KOYUK — Mitch Seavey and his 12-dog team continued to lead the Iditarod on Monday, leaving the front-of-the-pack mushers who chose to rest at the checkpoint here doubting their ability to catch up.
By suppertime Tuesday, the 57-year-old Seavey may be both the oldest and fastest champion in the Iditarod Trail Sled Dog Race's 45-year history.
"I have to be realistic," said Nicolas Petit of Girdwood, who pulled into Koyuk second with his 13 sled dogs at 9:01 a.m. "There's no way I'm going to catch Mitch. He's banking more and more rest and he himself is starting to look more rested than he was earlier in the race.
"He's so far ahead, he can lay off and gain more rest and more speed."
[Jake Berkowitz analysis of Seavey strategy: Sorry, son, that record is mine]
Petit, 37, gave chase to Seavey up the coast out of Koyuk, following him into Elim, 48 miles away, but reaching the checkpoint about three hours behind the race leader. They had 123 miles to go until the finish line.
Seavey's son and four-time Iditarod champion, Dallas, arrived third in Koyuk, but only stopped for eight minutes, instead deciding to rest on the trail on the way to Elim. In his minutes here, Dallas shoved bags of dog booties, food, straw and Capri Suns into his sled bag and dropped a dog, bringing his team down to 11.
"They are just cruising right along like they like mushing or something," he said in the community of about 330 on the Norton Sound coast, as temperatures dipped to about 10 degrees.
Dallas started this race with a high-tech sled he likened to an F-22 fighter jet that allowed him to carry several dogs while racing down the trail. He has since downsized to a more traditional race sled, but said he continued to rotate leaders into the sled bag for a break, calling it "supercharging."
Sunday night in Unalakleet, Dallas Seavey said it would take "something insane" to beat his dad, and that was "unrealistic" to expect from his dog team.
About 30 minutes after Seavey left Koyuk on Monday afternoon, the fourth musher, Joar Leifseth Ulsom, pulled in to rest for just under three hours.

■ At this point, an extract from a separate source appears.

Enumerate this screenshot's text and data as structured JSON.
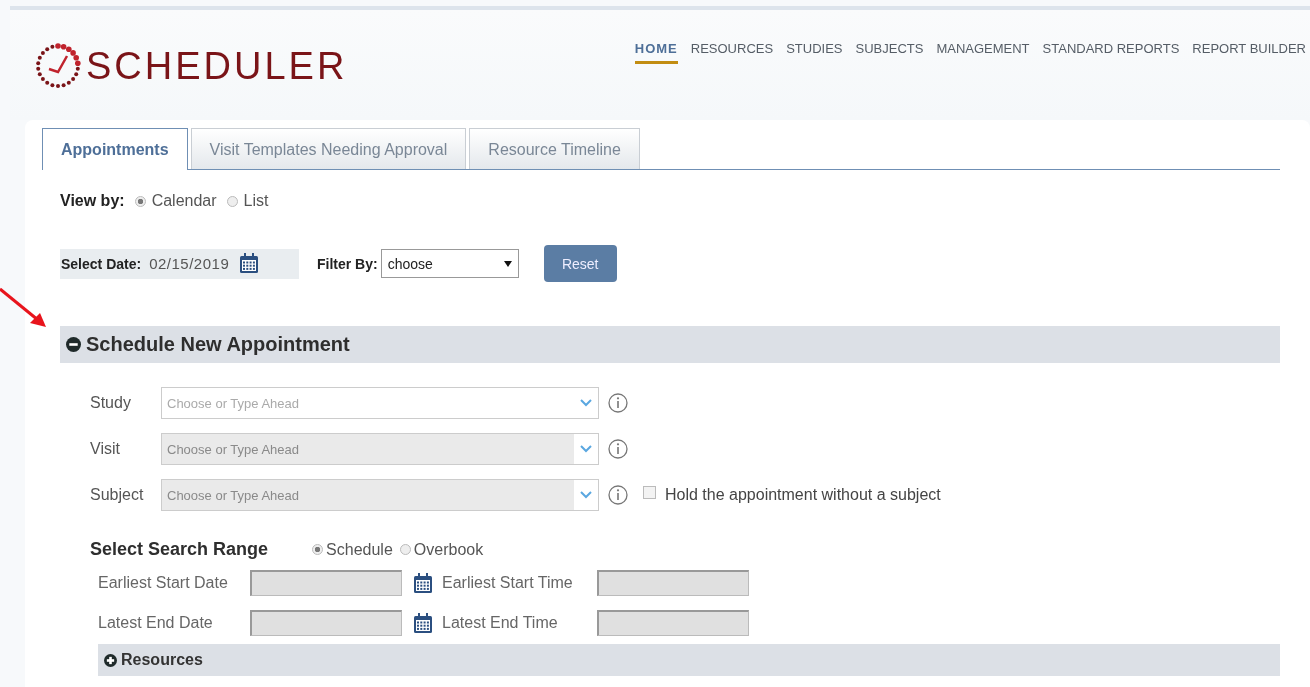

At this point, he said, he had no plans to try to catch the elder Seavey.
"I don't think that's possible unless something very bad happens to him," said Ulsom, of Norway. Ulsom said he hoped to hold onto his position. He left Koyuk with eight dogs.

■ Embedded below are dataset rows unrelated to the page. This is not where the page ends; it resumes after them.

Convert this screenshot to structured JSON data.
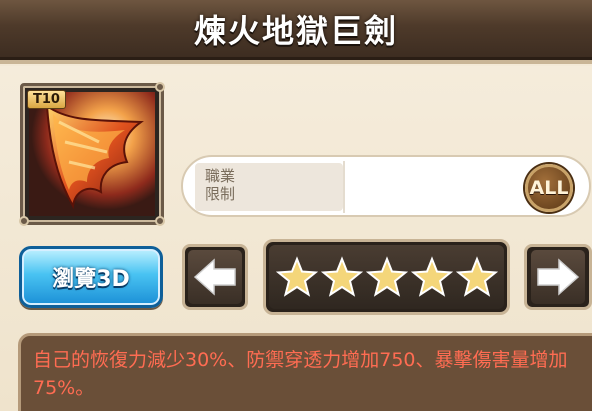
{
  "header": {
    "title": "煉火地獄巨劍"
  },
  "item": {
    "tier": "T10",
    "icon": "flame-greatsword-icon"
  },
  "class_restriction": {
    "label_line1": "職業",
    "label_line2": "限制",
    "badge": "ALL"
  },
  "buttons": {
    "view3d_label": "瀏覽3D",
    "prev_icon": "arrow-left-icon",
    "next_icon": "arrow-right-icon"
  },
  "rating": {
    "stars": 5,
    "max_stars": 5
  },
  "description": {
    "text": "自己的恢復力減少30%、防禦穿透力增加750、暴擊傷害量增加75%。"
  },
  "colors": {
    "title_bar": "#4e3a2a",
    "description_text": "#ff6c52",
    "view3d_button": "#2a9fe0",
    "star_gold": "#f4d67a"
  }
}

Wade Marrs of Willow arrived in fifth, two hours after Ulsom. He said he could pinpoint one significant move Mitch Seavey made to give him an advantage over the field — taking his 24-hour break farther down the trail, in Huslia.

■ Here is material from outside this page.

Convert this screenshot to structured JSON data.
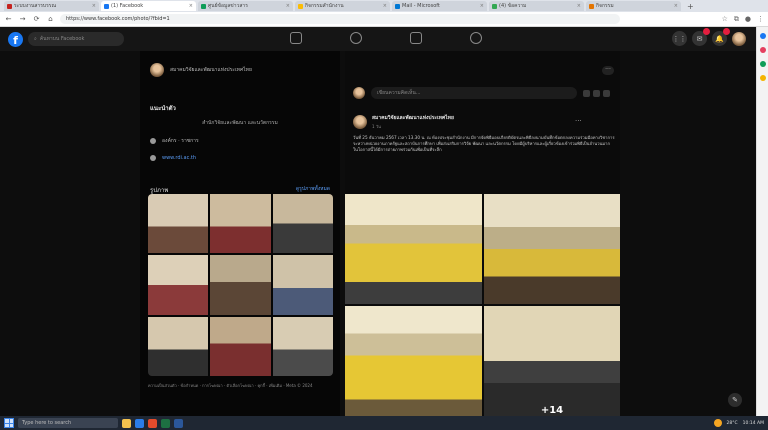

"I think that really helped Mitch. Obviously he had the dog team coming in and had them trained right and all that good stuff, but I think as far as how the race went, that was probably his biggest advantage point," said Marrs, who left Koyuk with a 12-dog team.
Marrs and Dallas Seavey both took their daylong layover earlier, in Ruby. Both said in interviews Sunday that the trail to Huslia had broken down by the time they raced north — an eggshell-like crust on the top giving way to sugar-like snow that slowed their teams down to a crawl in the warm sun.
Petit said it appeared that the way to win this year's Iditarod was to strategically haul dogs — something both Seaveys did much of the way.
"That's what it takes to win the Iditarod this year," he said.
The mushers in Koyuk on Monday described conditions on the trail up the Norton Sound coast as "beautiful," a departure from the strong coastal winds teams often face. But jumbled ice marked the last part of the trail coming into the checkpoint here, and Petit said he nearly tipped his sled.
Jessie Royer, who lives in both Fairbanks and Montana, said it was still the nicest conditions she had seen in years. Royer came into Koyuk sixth, at 2:08 p.m., with 16 dogs — as many as she started the race with. She described her full dog team as a combination of good training and good luck. While she didn't expect that a 16-dog team would increase her speed, she said it did free up her options for how to craft her race strategy moving forward.
After Royer, nearly six hours passed until the next musher arrived, Ray Redington Jr.
"I find it interesting that there's this much of a gap because usually there isn't," Royer said. "Usually it's just everyone is beating down the door on everybody."
By Monday evening, Mitch Seavey had left Elim, headed to White Mountain, where all mushers will take their final mandatory eight-hour layover before the final 77-mile push to Nome.